The term sterile means being free of germs and disease-causing agents. Sterilization refers to the process by which living microorganisms are removed from materials and objects. The goal of product sterilization is to kill all microorganisms and spores. In addition, viruses, prions (infectious proteins), plasmids, and other DNA fragments are destroyed. This makes a sterilized product noninfectious, meaning one cannot catch diseases from it. In modern medicine there are many costs which are “hidden” from the patient, that is to say about which the patients may not be aware, such as sterilizing costs, for example. We’d just like to present you with a small overview here so that you can better understand the costs that a dental clinic incurs since it’s not just the crowns that you pay for.

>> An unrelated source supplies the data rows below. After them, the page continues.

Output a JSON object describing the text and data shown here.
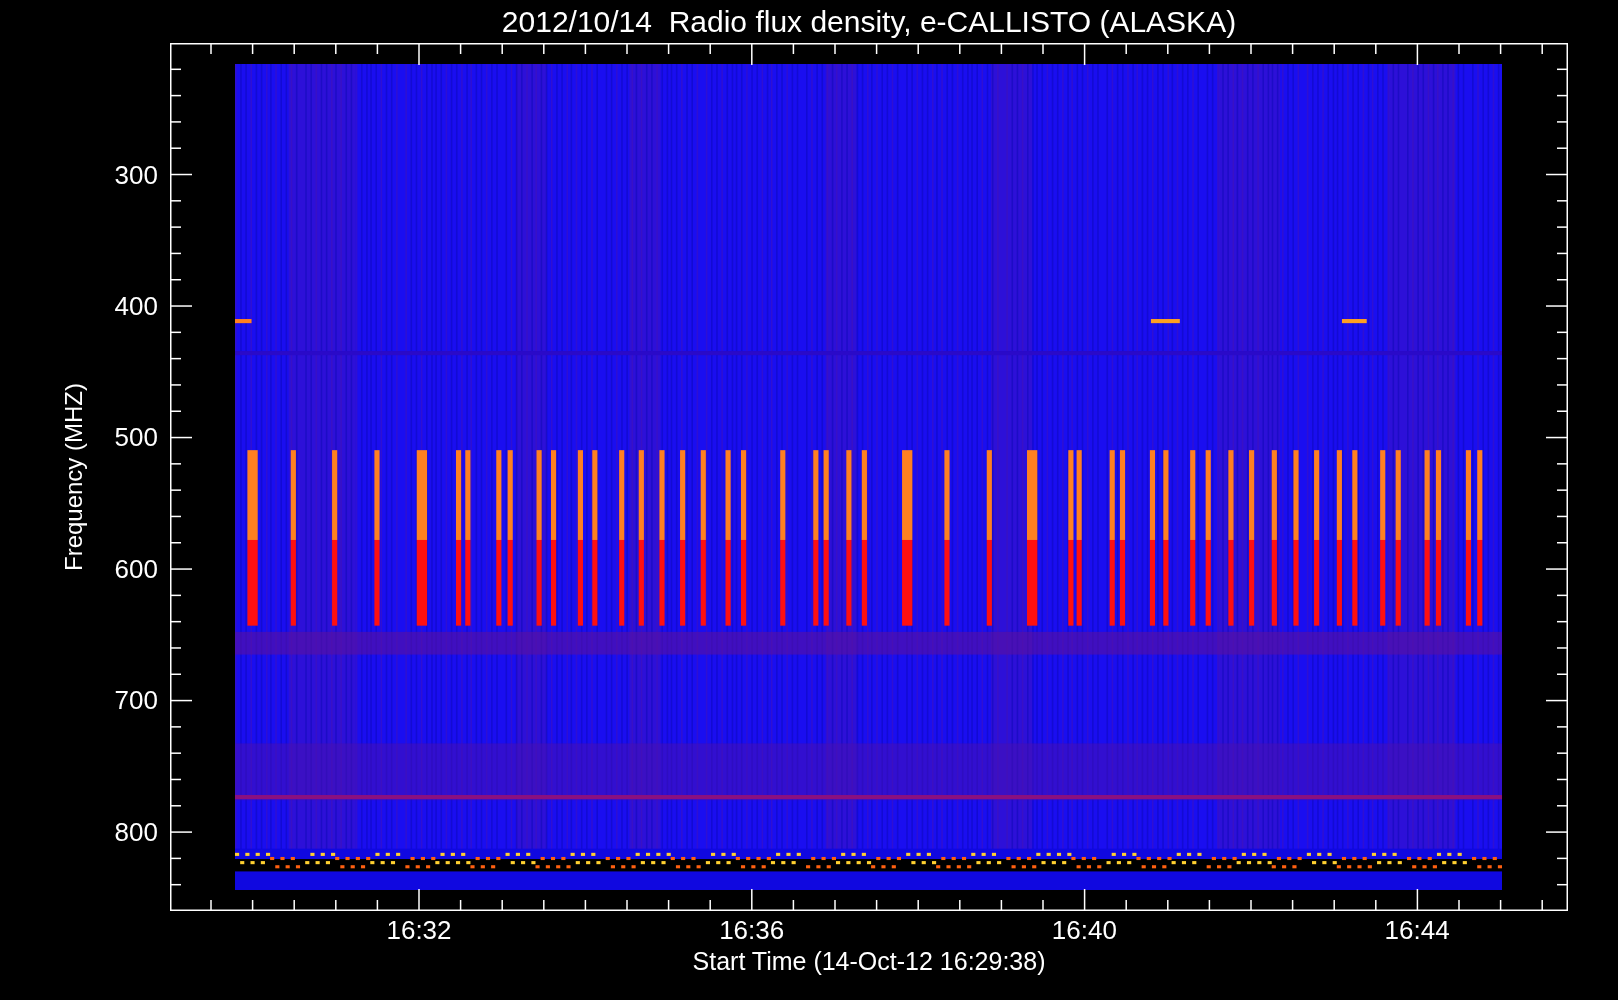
{
  "title": "2012/10/14  Radio flux density, e-CALLISTO (ALASKA)",
  "y_axis": {
    "label": "Frequency (MHZ)",
    "ticks": [
      "300",
      "400",
      "500",
      "600",
      "700",
      "800"
    ]
  },
  "x_axis": {
    "label": "Start Time (14-Oct-12 16:29:38)",
    "ticks": [
      "16:32",
      "16:36",
      "16:40",
      "16:44"
    ]
  }
}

Steam sterilization (heating in an autoclave) is a standard procedure in most hospitals and private setups. Here is the sterilizer being loaded with surgical containers holding items to be sterilized. After sterilization, the containers serve as sterile storage until they are opened for the next patient treatment. The materials to be sterilized are treated under pressure for a certain period of time and at a certain temperature. For prion destruction, the materials being sterilized should be heated to 134°C for 18 minutes at three times atmospheric pressure (43.5 psi). The air in the autoclave interior is completely replaced with steam. These sterile conditions are only guaranteed with category B sterilizers; these create a vacuum inside the sterilizing unit before the process begins. This means that air is sucked out and replaced by steam. This guarantees that the materials being sterilized are completely surrounded by steam, an important requirement for sterilization. After sterilization, the containers are removed from the autoclave and the surgical instruments are prepared for upcoming patient treatment. The picture illustrates a surgical container in which the instruments are neatly stored. Sometimes, the instruments are sealed inside a special paper package that allows for short-term sterile storage. However, if the package is damaged, the instrument immediately becomes nonsterile. Sterile instruments are useless if nonsterile covers are used. There are different options in terms of sterile covers. The use of disposable covers is safe as these are sterilized by manufacturers through radiation and are thus free of germs. Prior to surgery, the instruments are sorted on a sterile disposable cover that serves as padding.

Sterilization